_PROBLEM TO WORK ON_:
Retype the listing below exactly, pictures removed.

_AVAILABLE DATA_:
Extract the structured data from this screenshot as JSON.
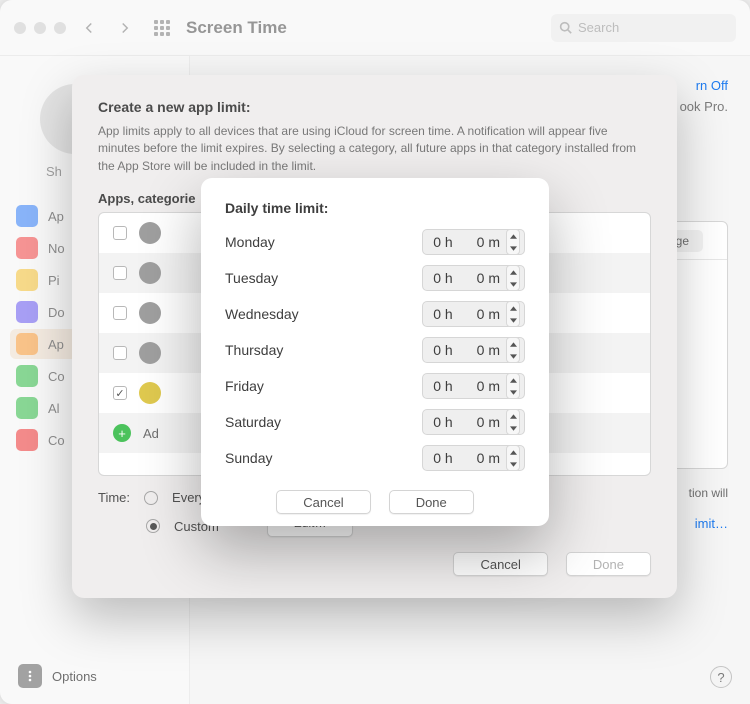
{
  "window": {
    "title": "Screen Time",
    "search_placeholder": "Search"
  },
  "sidebar": {
    "user_short": "Sh",
    "items": [
      {
        "label": "Ap",
        "color": "#4a8cf6"
      },
      {
        "label": "No",
        "color": "#f15b5b"
      },
      {
        "label": "Pi",
        "color": "#f3c64c"
      },
      {
        "label": "Do",
        "color": "#7a6cf0"
      },
      {
        "label": "Ap",
        "color": "#f6a34b"
      },
      {
        "label": "Co",
        "color": "#4bc25c"
      },
      {
        "label": "Al",
        "color": "#4bc25c"
      },
      {
        "label": "Co",
        "color": "#ef4e4e"
      }
    ]
  },
  "content": {
    "turn_off": "rn Off",
    "device_tail": "ook Pro.",
    "seg": "Average",
    "note_tail": "tion will",
    "link_tail": "imit…"
  },
  "sheet1": {
    "title": "Create a new app limit:",
    "desc": "App limits apply to all devices that are using iCloud for screen time. A notification will appear five minutes before the limit expires. By selecting a category, all future apps in that category installed from the App Store will be included in the limit.",
    "list_label": "Apps, categorie",
    "add_label": "Ad",
    "time_label": "Time:",
    "radio_every": "Every",
    "radio_custom": "Custom",
    "edit": "Edit…",
    "cancel": "Cancel",
    "done": "Done"
  },
  "sheet2": {
    "title": "Daily time limit:",
    "days": [
      {
        "name": "Monday",
        "h": "0",
        "m": "0"
      },
      {
        "name": "Tuesday",
        "h": "0",
        "m": "0"
      },
      {
        "name": "Wednesday",
        "h": "0",
        "m": "0"
      },
      {
        "name": "Thursday",
        "h": "0",
        "m": "0"
      },
      {
        "name": "Friday",
        "h": "0",
        "m": "0"
      },
      {
        "name": "Saturday",
        "h": "0",
        "m": "0"
      },
      {
        "name": "Sunday",
        "h": "0",
        "m": "0"
      }
    ],
    "h_unit": "h",
    "m_unit": "m",
    "cancel": "Cancel",
    "done": "Done"
  },
  "footer": {
    "options": "Options"
  }
}
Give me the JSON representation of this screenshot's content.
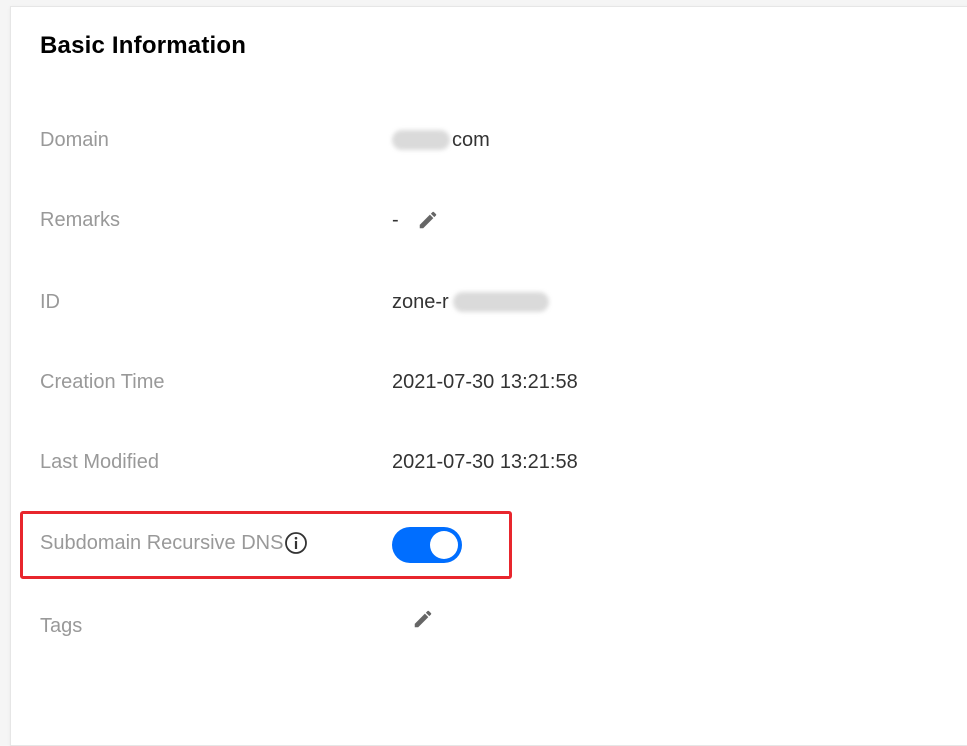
{
  "panel": {
    "title": "Basic Information"
  },
  "fields": {
    "domain": {
      "label": "Domain",
      "value_suffix": "com"
    },
    "remarks": {
      "label": "Remarks",
      "value": "-"
    },
    "id": {
      "label": "ID",
      "value_prefix": "zone-r"
    },
    "creation_time": {
      "label": "Creation Time",
      "value": "2021-07-30 13:21:58"
    },
    "last_modified": {
      "label": "Last Modified",
      "value": "2021-07-30 13:21:58"
    },
    "recursive_dns": {
      "label": "Subdomain Recursive DNS",
      "enabled": true
    },
    "tags": {
      "label": "Tags"
    }
  },
  "icons": {
    "remarks_edit": "pencil-icon",
    "tags_edit": "pencil-icon",
    "recursive_dns_info": "info-circle-icon"
  },
  "colors": {
    "toggle_on": "#006eff",
    "highlight": "#e8262d",
    "label": "#999999",
    "value": "#333333"
  }
}
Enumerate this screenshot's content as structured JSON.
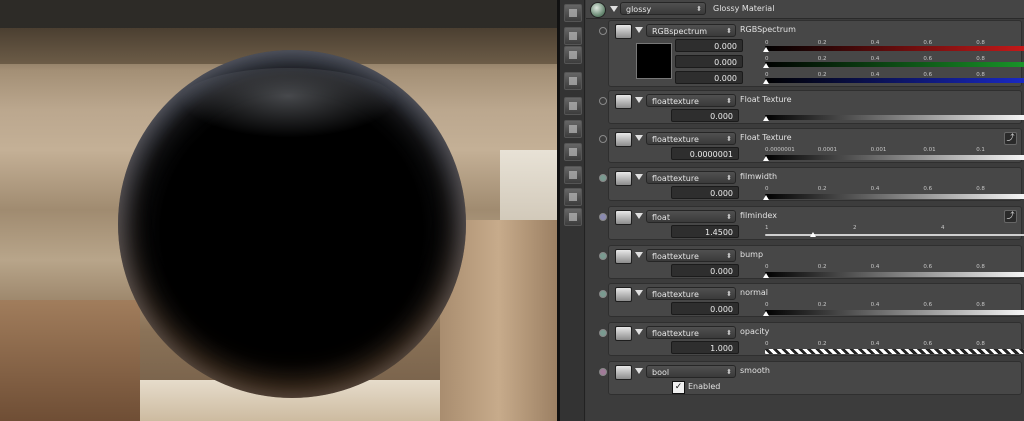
{
  "material": {
    "name": "glossy",
    "type_label": "Glossy Material"
  },
  "tools": [
    "render-region-icon",
    "layers-icon",
    "stack-icon",
    "image-icon",
    "brush-icon",
    "plane-icon",
    "cube-icon",
    "picture-icon",
    "uv-map-icon",
    "material-icon"
  ],
  "rows": [
    {
      "id": "kd",
      "combo": "RGBspectrum",
      "label": "RGBSpectrum",
      "values": [
        "0.000",
        "0.000",
        "0.000"
      ],
      "ticks": [
        "0",
        "0.2",
        "0.4",
        "0.6",
        "0.8",
        "1"
      ],
      "channel_colors": [
        "#cc1a1a",
        "#1a9a2a",
        "#1a2acc"
      ],
      "dot_color": "#3c3c3c"
    },
    {
      "id": "ks",
      "combo": "floattexture",
      "label": "Float Texture",
      "value": "0.000",
      "ticks": [],
      "dot_color": "#3c3c3c"
    },
    {
      "id": "rough",
      "combo": "floattexture",
      "label": "Float Texture",
      "value": "0.0000001",
      "ticks": [
        "0.0000001",
        "0.0001",
        "0.001",
        "0.01",
        "0.1",
        "1"
      ],
      "dot_color": "#3c3c3c",
      "curve_glyph": "⤴"
    },
    {
      "id": "filmwidth",
      "combo": "floattexture",
      "label": "filmwidth",
      "value": "0.000",
      "ticks": [
        "0",
        "0.2",
        "0.4",
        "0.6",
        "0.8",
        "1"
      ],
      "dot_color": "#7a9a90"
    },
    {
      "id": "filmindex",
      "combo": "float",
      "label": "filmindex",
      "value": "1.4500",
      "ticks": [
        "1",
        "2",
        "4",
        "8"
      ],
      "dot_color": "#8a8ab0",
      "marker_value": 1.45,
      "curve_glyph": "⤴"
    },
    {
      "id": "bump",
      "combo": "floattexture",
      "label": "bump",
      "value": "0.000",
      "ticks": [
        "0",
        "0.2",
        "0.4",
        "0.6",
        "0.8",
        "1"
      ],
      "dot_color": "#7a9a90"
    },
    {
      "id": "normal",
      "combo": "floattexture",
      "label": "normal",
      "value": "0.000",
      "ticks": [
        "0",
        "0.2",
        "0.4",
        "0.6",
        "0.8",
        "1"
      ],
      "dot_color": "#7a9a90"
    },
    {
      "id": "opacity",
      "combo": "floattexture",
      "label": "opacity",
      "value": "1.000",
      "ticks": [
        "0",
        "0.2",
        "0.4",
        "0.6",
        "0.8",
        "1"
      ],
      "dot_color": "#7a9a90"
    },
    {
      "id": "smooth",
      "combo": "bool",
      "label": "smooth",
      "checkbox_label": "Enabled",
      "checked": true,
      "dot_color": "#a07a98"
    }
  ]
}
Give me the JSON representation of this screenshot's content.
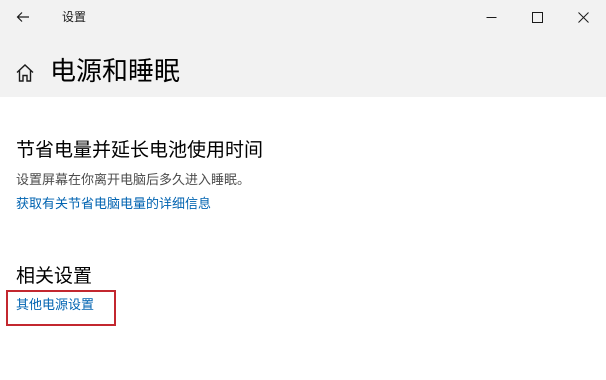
{
  "window": {
    "title": "设置"
  },
  "header": {
    "page_title": "电源和睡眠"
  },
  "sections": {
    "battery": {
      "heading": "节省电量并延长电池使用时间",
      "description": "设置屏幕在你离开电脑后多久进入睡眠。",
      "link": "获取有关节省电脑电量的详细信息"
    },
    "related": {
      "heading": "相关设置",
      "link": "其他电源设置"
    }
  },
  "icons": {
    "back": "back-arrow-icon",
    "minimize": "minimize-icon",
    "maximize": "maximize-icon",
    "close": "close-icon",
    "home": "home-icon"
  },
  "colors": {
    "header_bg": "#f2f2f2",
    "content_bg": "#ffffff",
    "link": "#0063b1",
    "highlight": "#c3272f"
  }
}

_RESULT BELOW_:
Extract the structured data from this screenshot as JSON.
{
  "window": {
    "title": "Screen Time",
    "search_placeholder": "Search"
  },
  "sidebar": {
    "user_short": "Sh",
    "items": [
      {
        "label": "Ap",
        "color": "#4a8cf6"
      },
      {
        "label": "No",
        "color": "#f15b5b"
      },
      {
        "label": "Pi",
        "color": "#f3c64c"
      },
      {
        "label": "Do",
        "color": "#7a6cf0"
      },
      {
        "label": "Ap",
        "color": "#f6a34b"
      },
      {
        "label": "Co",
        "color": "#4bc25c"
      },
      {
        "label": "Al",
        "color": "#4bc25c"
      },
      {
        "label": "Co",
        "color": "#ef4e4e"
      }
    ]
  },
  "content": {
    "turn_off": "rn Off",
    "device_tail": "ook Pro.",
    "seg": "Average",
    "note_tail": "tion will",
    "link_tail": "imit…"
  },
  "sheet1": {
    "title": "Create a new app limit:",
    "desc": "App limits apply to all devices that are using iCloud for screen time. A notification will appear five minutes before the limit expires. By selecting a category, all future apps in that category installed from the App Store will be included in the limit.",
    "list_label": "Apps, categorie",
    "add_label": "Ad",
    "time_label": "Time:",
    "radio_every": "Every",
    "radio_custom": "Custom",
    "edit": "Edit…",
    "cancel": "Cancel",
    "done": "Done"
  },
  "sheet2": {
    "title": "Daily time limit:",
    "days": [
      {
        "name": "Monday",
        "h": "0",
        "m": "0"
      },
      {
        "name": "Tuesday",
        "h": "0",
        "m": "0"
      },
      {
        "name": "Wednesday",
        "h": "0",
        "m": "0"
      },
      {
        "name": "Thursday",
        "h": "0",
        "m": "0"
      },
      {
        "name": "Friday",
        "h": "0",
        "m": "0"
      },
      {
        "name": "Saturday",
        "h": "0",
        "m": "0"
      },
      {
        "name": "Sunday",
        "h": "0",
        "m": "0"
      }
    ],
    "h_unit": "h",
    "m_unit": "m",
    "cancel": "Cancel",
    "done": "Done"
  },
  "footer": {
    "options": "Options"
  }
}
Give me the JSON representation of this screenshot's content.
{
  "panel": {
    "title": "Basic Information"
  },
  "fields": {
    "domain": {
      "label": "Domain",
      "value_suffix": "com"
    },
    "remarks": {
      "label": "Remarks",
      "value": "-"
    },
    "id": {
      "label": "ID",
      "value_prefix": "zone-r"
    },
    "creation_time": {
      "label": "Creation Time",
      "value": "2021-07-30 13:21:58"
    },
    "last_modified": {
      "label": "Last Modified",
      "value": "2021-07-30 13:21:58"
    },
    "recursive_dns": {
      "label": "Subdomain Recursive DNS",
      "enabled": true
    },
    "tags": {
      "label": "Tags"
    }
  },
  "icons": {
    "remarks_edit": "pencil-icon",
    "tags_edit": "pencil-icon",
    "recursive_dns_info": "info-circle-icon"
  },
  "colors": {
    "toggle_on": "#006eff",
    "highlight": "#e8262d",
    "label": "#999999",
    "value": "#333333"
  }
}
Enumerate this screenshot's content as structured JSON.
{
  "material": {
    "name": "glossy",
    "type_label": "Glossy Material"
  },
  "tools": [
    "render-region-icon",
    "layers-icon",
    "stack-icon",
    "image-icon",
    "brush-icon",
    "plane-icon",
    "cube-icon",
    "picture-icon",
    "uv-map-icon",
    "material-icon"
  ],
  "rows": [
    {
      "id": "kd",
      "combo": "RGBspectrum",
      "label": "RGBSpectrum",
      "values": [
        "0.000",
        "0.000",
        "0.000"
      ],
      "ticks": [
        "0",
        "0.2",
        "0.4",
        "0.6",
        "0.8",
        "1"
      ],
      "channel_colors": [
        "#cc1a1a",
        "#1a9a2a",
        "#1a2acc"
      ],
      "dot_color": "#3c3c3c"
    },
    {
      "id": "ks",
      "combo": "floattexture",
      "label": "Float Texture",
      "value": "0.000",
      "ticks": [],
      "dot_color": "#3c3c3c"
    },
    {
      "id": "rough",
      "combo": "floattexture",
      "label": "Float Texture",
      "value": "0.0000001",
      "ticks": [
        "0.0000001",
        "0.0001",
        "0.001",
        "0.01",
        "0.1",
        "1"
      ],
      "dot_color": "#3c3c3c",
      "curve_glyph": "⤴"
    },
    {
      "id": "filmwidth",
      "combo": "floattexture",
      "label": "filmwidth",
      "value": "0.000",
      "ticks": [
        "0",
        "0.2",
        "0.4",
        "0.6",
        "0.8",
        "1"
      ],
      "dot_color": "#7a9a90"
    },
    {
      "id": "filmindex",
      "combo": "float",
      "label": "filmindex",
      "value": "1.4500",
      "ticks": [
        "1",
        "2",
        "4",
        "8"
      ],
      "dot_color": "#8a8ab0",
      "marker_value": 1.45,
      "curve_glyph": "⤴"
    },
    {
      "id": "bump",
      "combo": "floattexture",
      "label": "bump",
      "value": "0.000",
      "ticks": [
        "0",
        "0.2",
        "0.4",
        "0.6",
        "0.8",
        "1"
      ],
      "dot_color": "#7a9a90"
    },
    {
      "id": "normal",
      "combo": "floattexture",
      "label": "normal",
      "value": "0.000",
      "ticks": [
        "0",
        "0.2",
        "0.4",
        "0.6",
        "0.8",
        "1"
      ],
      "dot_color": "#7a9a90"
    },
    {
      "id": "opacity",
      "combo": "floattexture",
      "label": "opacity",
      "value": "1.000",
      "ticks": [
        "0",
        "0.2",
        "0.4",
        "0.6",
        "0.8",
        "1"
      ],
      "dot_color": "#7a9a90"
    },
    {
      "id": "smooth",
      "combo": "bool",
      "label": "smooth",
      "checkbox_label": "Enabled",
      "checked": true,
      "dot_color": "#a07a98"
    }
  ]
}
Give me the JSON representation of this screenshot's content.
{
  "window": {
    "title": "设置"
  },
  "header": {
    "page_title": "电源和睡眠"
  },
  "sections": {
    "battery": {
      "heading": "节省电量并延长电池使用时间",
      "description": "设置屏幕在你离开电脑后多久进入睡眠。",
      "link": "获取有关节省电脑电量的详细信息"
    },
    "related": {
      "heading": "相关设置",
      "link": "其他电源设置"
    }
  },
  "icons": {
    "back": "back-arrow-icon",
    "minimize": "minimize-icon",
    "maximize": "maximize-icon",
    "close": "close-icon",
    "home": "home-icon"
  },
  "colors": {
    "header_bg": "#f2f2f2",
    "content_bg": "#ffffff",
    "link": "#0063b1",
    "highlight": "#c3272f"
  }
}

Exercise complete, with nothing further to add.